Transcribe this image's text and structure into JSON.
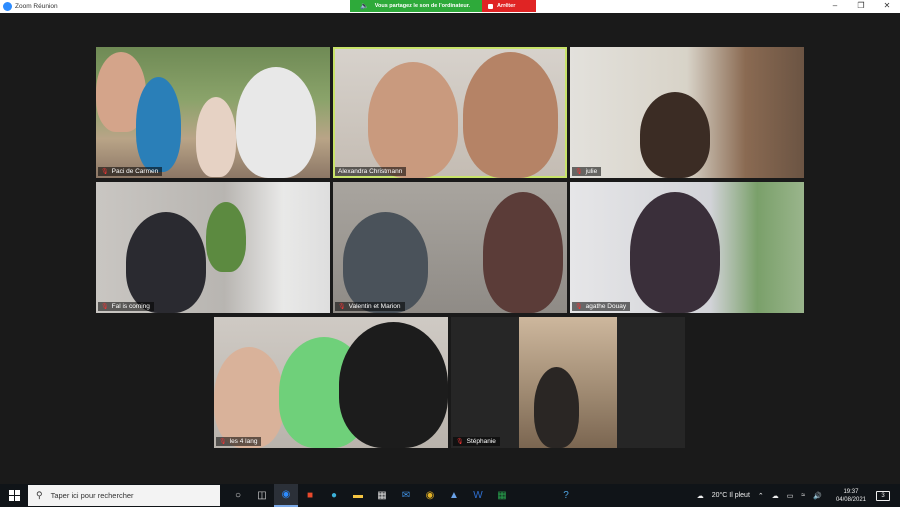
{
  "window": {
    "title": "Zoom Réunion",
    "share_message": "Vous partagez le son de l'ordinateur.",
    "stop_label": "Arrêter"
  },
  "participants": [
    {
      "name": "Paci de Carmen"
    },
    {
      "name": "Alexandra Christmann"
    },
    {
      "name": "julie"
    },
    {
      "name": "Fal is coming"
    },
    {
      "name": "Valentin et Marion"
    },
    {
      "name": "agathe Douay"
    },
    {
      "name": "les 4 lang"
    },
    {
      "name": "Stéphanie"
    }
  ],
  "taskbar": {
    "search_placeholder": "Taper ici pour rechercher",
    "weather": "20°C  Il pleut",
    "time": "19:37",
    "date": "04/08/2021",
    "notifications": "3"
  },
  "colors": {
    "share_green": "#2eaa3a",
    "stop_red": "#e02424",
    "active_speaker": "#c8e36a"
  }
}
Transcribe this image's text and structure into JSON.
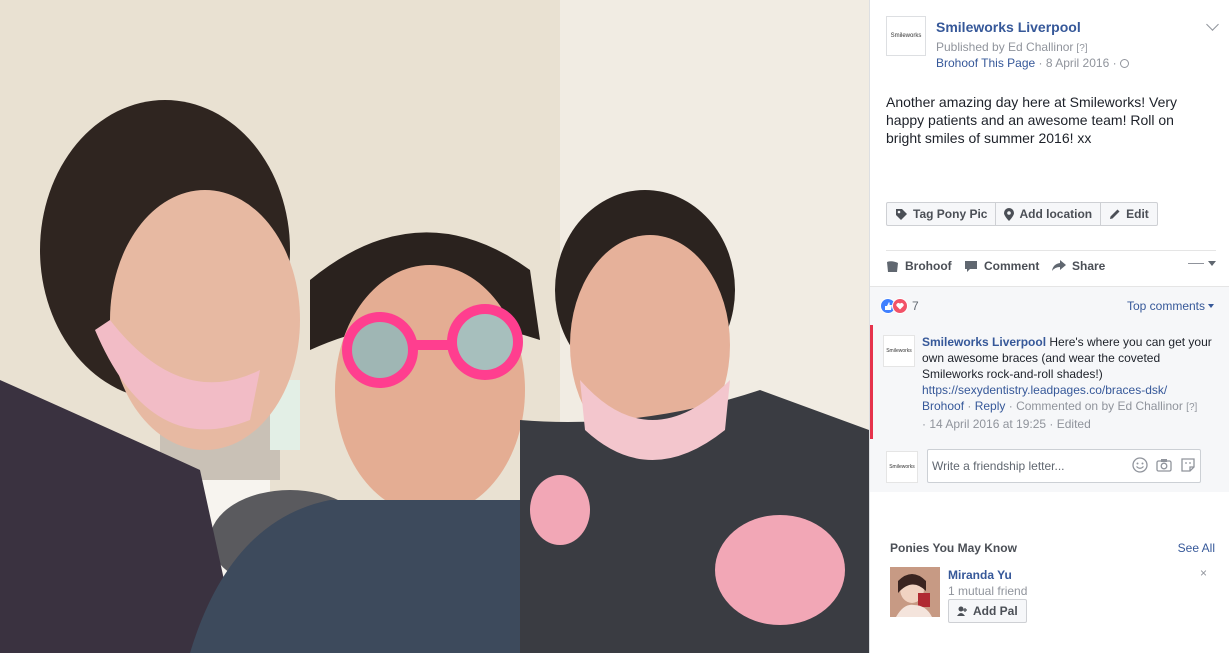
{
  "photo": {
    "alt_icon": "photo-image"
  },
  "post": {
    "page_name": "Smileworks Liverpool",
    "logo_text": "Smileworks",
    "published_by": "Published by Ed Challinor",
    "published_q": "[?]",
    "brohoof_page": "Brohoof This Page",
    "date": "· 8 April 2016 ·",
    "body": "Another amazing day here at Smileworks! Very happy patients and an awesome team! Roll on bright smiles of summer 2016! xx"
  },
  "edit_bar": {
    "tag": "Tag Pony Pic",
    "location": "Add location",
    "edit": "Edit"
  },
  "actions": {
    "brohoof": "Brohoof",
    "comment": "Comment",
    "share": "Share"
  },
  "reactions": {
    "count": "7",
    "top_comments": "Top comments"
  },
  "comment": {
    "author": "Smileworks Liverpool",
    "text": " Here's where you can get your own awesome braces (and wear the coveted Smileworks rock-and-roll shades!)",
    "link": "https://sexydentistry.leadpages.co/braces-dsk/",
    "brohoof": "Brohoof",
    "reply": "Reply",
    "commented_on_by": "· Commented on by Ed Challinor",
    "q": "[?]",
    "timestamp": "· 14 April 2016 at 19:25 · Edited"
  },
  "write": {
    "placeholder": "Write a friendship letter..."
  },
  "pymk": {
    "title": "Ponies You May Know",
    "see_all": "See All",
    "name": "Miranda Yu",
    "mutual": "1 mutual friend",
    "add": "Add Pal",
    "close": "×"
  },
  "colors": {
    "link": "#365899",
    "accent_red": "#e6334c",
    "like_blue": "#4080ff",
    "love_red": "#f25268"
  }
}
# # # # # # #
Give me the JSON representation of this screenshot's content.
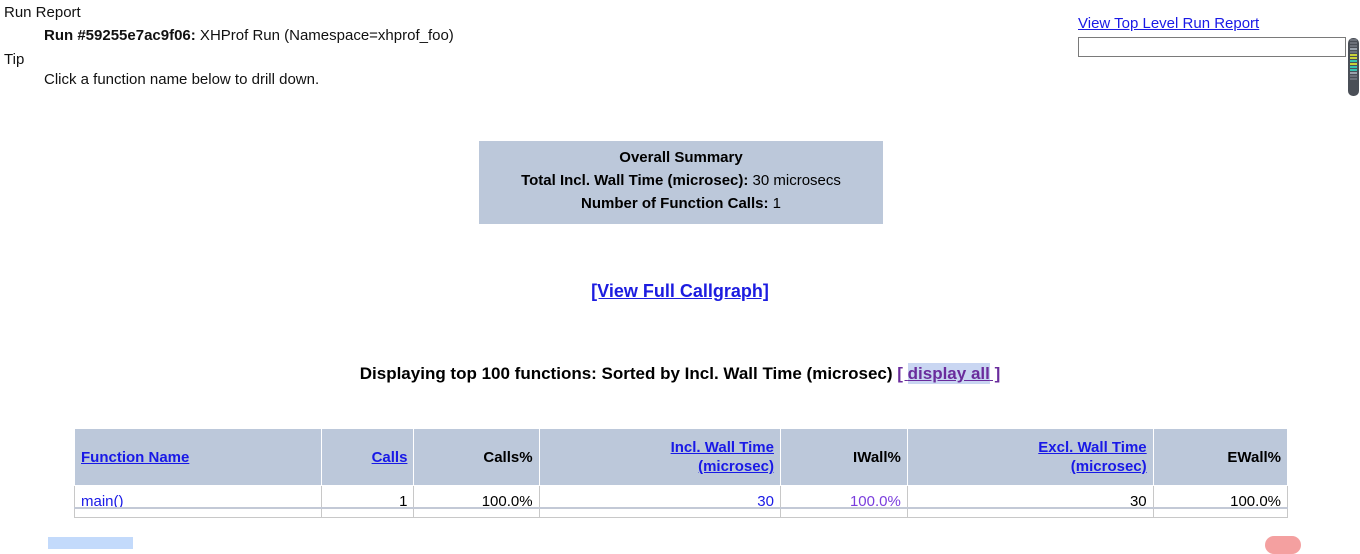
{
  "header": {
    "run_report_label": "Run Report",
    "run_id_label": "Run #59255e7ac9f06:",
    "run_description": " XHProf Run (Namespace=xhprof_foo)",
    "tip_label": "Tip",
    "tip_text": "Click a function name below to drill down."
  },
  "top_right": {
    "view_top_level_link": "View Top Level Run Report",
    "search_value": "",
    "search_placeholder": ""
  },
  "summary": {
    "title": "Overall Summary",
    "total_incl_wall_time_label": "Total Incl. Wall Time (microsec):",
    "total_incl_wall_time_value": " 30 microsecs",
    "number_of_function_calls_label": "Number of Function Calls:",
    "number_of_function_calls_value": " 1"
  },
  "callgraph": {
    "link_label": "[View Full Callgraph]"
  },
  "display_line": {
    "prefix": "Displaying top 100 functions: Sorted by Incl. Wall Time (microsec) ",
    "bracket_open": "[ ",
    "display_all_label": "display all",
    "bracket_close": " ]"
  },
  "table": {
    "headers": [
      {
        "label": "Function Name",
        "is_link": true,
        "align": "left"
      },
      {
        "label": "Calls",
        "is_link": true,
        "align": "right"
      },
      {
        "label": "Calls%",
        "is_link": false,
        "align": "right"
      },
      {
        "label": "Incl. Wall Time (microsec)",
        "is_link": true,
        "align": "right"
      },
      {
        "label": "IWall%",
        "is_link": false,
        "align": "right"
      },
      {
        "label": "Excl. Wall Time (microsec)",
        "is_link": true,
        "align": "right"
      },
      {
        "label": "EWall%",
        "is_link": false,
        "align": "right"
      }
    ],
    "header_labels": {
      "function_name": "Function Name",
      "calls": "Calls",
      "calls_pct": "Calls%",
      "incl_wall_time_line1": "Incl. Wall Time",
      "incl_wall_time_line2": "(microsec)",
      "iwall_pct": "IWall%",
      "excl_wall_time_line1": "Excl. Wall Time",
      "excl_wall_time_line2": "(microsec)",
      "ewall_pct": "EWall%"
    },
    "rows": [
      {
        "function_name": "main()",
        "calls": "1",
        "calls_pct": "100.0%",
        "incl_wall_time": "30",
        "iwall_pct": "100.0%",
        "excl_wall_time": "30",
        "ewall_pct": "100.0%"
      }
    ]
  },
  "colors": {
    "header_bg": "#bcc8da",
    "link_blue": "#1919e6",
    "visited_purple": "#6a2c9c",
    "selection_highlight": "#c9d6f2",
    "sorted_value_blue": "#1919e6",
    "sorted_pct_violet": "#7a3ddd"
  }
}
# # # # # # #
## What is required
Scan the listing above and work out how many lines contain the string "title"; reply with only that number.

## Solution to the problem
3